__Action item__:
A single number is wanted: how many lines of the records below contain the word "title".

__Information given__:
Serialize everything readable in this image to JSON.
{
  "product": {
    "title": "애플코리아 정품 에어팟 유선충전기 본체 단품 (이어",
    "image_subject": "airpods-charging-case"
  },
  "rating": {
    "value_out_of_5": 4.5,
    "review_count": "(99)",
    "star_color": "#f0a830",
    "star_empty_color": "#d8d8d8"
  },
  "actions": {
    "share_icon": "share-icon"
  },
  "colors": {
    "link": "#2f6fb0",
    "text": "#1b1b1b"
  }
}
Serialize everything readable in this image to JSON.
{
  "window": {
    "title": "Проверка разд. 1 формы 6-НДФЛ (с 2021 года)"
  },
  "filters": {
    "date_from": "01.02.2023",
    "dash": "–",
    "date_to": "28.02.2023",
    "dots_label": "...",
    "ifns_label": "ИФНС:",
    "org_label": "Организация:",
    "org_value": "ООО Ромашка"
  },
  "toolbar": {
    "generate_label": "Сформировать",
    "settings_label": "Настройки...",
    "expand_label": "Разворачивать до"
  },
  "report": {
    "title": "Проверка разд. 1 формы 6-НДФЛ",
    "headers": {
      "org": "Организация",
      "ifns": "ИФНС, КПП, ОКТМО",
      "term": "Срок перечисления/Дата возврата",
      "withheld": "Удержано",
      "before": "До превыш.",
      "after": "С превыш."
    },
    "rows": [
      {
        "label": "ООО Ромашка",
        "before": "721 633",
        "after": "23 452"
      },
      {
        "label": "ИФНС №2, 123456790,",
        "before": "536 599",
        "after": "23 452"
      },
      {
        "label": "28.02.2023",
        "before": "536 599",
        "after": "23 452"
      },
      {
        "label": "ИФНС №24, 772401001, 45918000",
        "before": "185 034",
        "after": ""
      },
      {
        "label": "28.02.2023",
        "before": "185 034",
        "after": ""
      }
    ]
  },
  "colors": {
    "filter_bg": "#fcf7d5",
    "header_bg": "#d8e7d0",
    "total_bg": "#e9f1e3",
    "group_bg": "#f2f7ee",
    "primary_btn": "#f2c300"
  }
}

__Result of this task__:
3